*DATA*:
□ □ □

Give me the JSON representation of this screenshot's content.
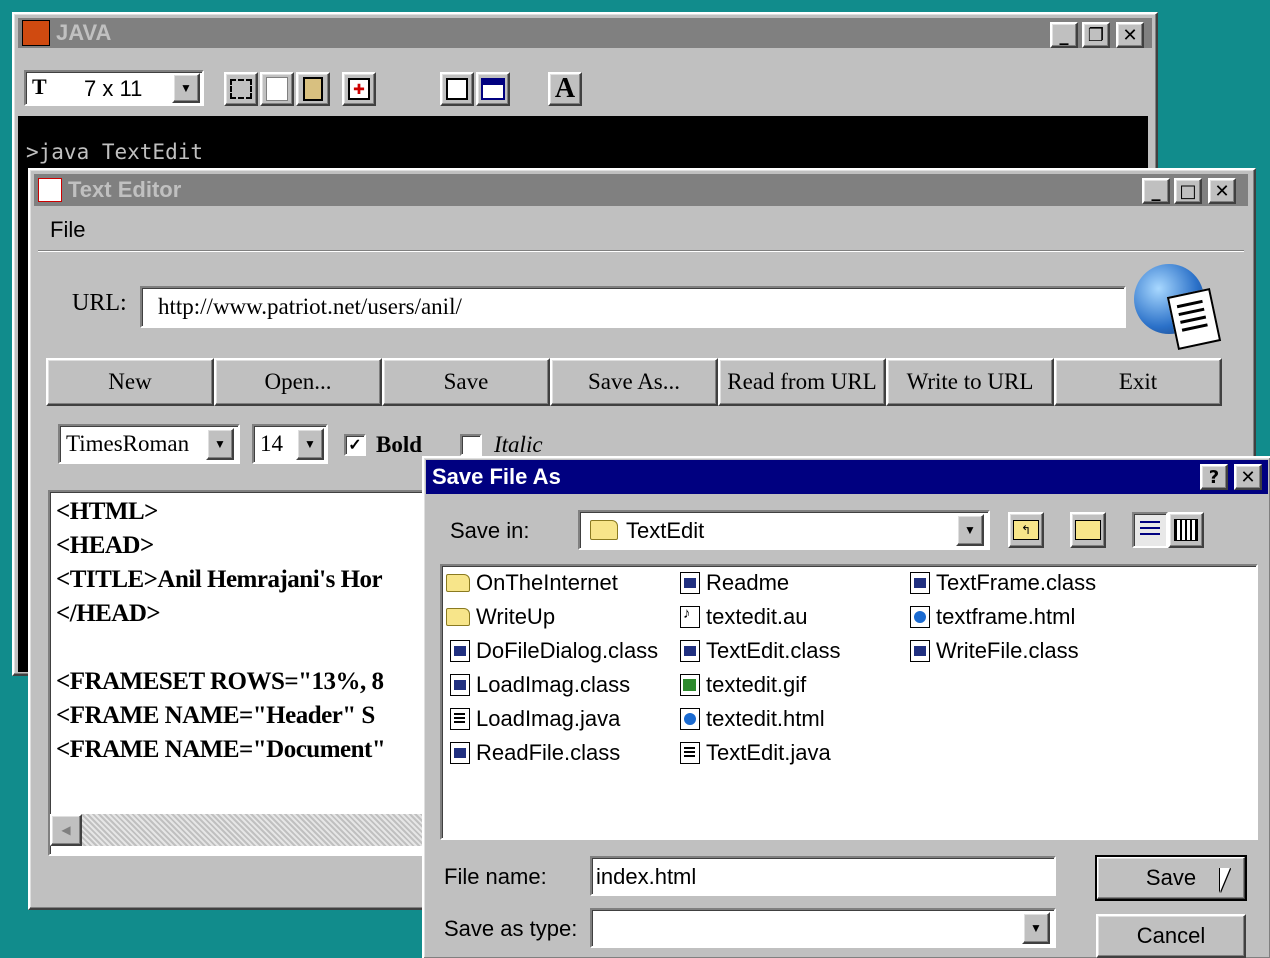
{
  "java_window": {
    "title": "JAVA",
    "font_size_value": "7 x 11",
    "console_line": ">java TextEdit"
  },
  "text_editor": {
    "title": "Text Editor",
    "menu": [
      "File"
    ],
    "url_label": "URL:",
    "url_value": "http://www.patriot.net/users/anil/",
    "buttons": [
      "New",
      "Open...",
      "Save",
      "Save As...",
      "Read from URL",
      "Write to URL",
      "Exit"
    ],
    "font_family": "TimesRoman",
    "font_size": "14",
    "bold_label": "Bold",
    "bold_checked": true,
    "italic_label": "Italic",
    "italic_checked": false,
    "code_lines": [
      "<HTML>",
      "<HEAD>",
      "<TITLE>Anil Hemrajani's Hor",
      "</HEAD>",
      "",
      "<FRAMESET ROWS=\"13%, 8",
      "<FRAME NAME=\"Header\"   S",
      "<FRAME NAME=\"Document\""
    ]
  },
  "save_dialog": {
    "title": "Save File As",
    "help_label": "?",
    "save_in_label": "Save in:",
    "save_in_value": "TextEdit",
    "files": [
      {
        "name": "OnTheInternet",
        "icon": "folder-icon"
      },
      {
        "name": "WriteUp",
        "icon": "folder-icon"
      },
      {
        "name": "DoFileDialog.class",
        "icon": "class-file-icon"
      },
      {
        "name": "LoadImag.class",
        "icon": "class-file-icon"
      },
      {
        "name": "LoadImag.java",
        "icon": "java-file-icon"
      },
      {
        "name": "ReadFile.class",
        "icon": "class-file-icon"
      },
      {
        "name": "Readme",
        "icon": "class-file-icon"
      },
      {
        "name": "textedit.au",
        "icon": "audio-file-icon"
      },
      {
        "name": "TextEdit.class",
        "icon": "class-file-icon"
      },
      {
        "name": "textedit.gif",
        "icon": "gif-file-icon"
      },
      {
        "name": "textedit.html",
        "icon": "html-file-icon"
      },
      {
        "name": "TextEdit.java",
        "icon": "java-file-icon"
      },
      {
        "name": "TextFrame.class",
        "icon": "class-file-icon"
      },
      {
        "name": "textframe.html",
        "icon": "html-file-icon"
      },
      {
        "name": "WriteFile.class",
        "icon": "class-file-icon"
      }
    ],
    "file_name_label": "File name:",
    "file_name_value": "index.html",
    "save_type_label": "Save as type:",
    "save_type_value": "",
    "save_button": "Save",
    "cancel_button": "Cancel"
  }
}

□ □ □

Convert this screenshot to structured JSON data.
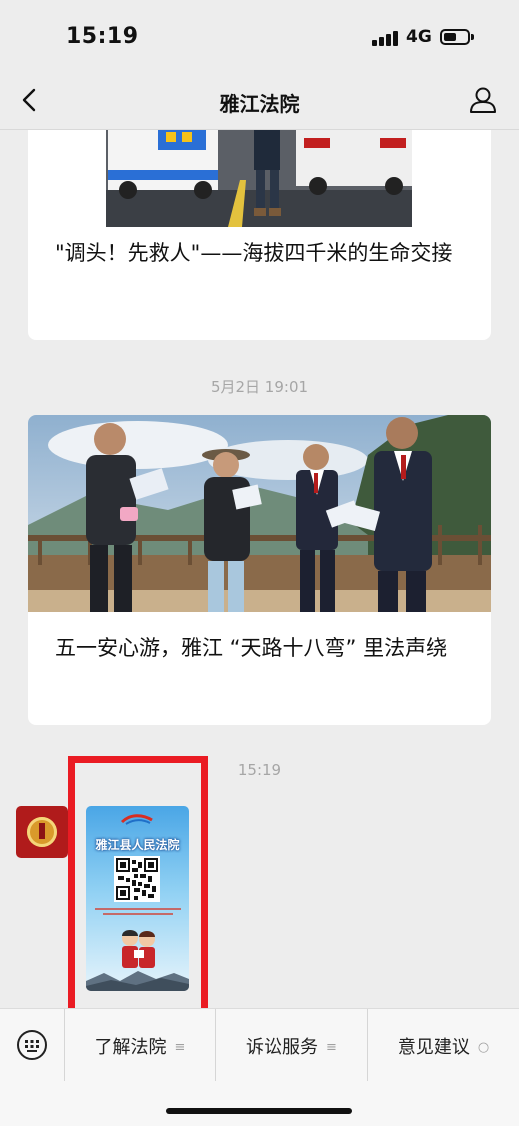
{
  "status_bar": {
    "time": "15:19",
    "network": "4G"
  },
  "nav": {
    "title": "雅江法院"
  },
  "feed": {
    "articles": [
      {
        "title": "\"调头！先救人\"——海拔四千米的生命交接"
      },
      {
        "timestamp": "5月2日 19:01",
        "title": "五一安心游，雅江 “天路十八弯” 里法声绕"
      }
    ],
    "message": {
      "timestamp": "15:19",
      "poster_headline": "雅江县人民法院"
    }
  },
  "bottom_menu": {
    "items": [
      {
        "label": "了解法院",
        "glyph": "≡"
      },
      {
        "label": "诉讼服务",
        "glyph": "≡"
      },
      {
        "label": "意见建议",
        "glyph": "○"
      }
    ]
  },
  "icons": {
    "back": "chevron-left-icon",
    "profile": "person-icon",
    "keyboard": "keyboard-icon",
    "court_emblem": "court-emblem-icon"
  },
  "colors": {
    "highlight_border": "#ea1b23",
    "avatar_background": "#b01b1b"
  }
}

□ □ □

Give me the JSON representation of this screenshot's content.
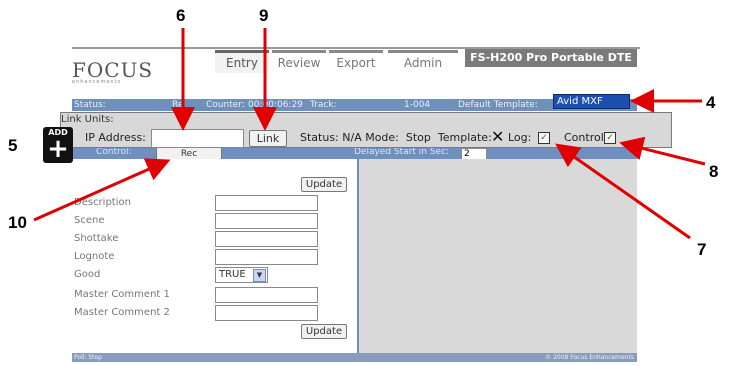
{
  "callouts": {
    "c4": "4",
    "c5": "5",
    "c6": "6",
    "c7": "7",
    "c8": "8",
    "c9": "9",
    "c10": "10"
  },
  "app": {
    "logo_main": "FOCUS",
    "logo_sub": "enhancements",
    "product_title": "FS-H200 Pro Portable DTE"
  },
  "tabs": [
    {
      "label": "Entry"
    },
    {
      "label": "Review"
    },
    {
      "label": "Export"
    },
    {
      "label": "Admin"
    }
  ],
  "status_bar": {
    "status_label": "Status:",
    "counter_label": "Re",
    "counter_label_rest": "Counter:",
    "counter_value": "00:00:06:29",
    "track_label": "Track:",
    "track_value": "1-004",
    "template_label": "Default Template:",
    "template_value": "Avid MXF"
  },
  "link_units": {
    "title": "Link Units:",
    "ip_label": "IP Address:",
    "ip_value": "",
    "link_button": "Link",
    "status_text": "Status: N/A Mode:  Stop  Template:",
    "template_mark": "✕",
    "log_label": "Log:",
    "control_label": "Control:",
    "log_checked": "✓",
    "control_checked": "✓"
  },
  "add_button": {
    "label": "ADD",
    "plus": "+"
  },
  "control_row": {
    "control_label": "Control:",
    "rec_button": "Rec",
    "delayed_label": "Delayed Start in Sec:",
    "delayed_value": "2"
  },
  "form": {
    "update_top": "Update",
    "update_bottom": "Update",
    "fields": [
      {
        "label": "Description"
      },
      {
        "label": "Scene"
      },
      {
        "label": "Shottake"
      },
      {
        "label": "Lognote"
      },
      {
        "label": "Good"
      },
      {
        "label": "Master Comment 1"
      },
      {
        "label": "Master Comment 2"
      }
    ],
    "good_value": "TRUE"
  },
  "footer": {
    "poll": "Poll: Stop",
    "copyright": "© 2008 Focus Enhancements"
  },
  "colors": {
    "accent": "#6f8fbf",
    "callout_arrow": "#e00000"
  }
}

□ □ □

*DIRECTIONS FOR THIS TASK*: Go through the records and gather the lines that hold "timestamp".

*OUTPUT FOR THIS EXERCISE*:
        "timestamp": "5月2日 19:01",
      "timestamp": "15:19",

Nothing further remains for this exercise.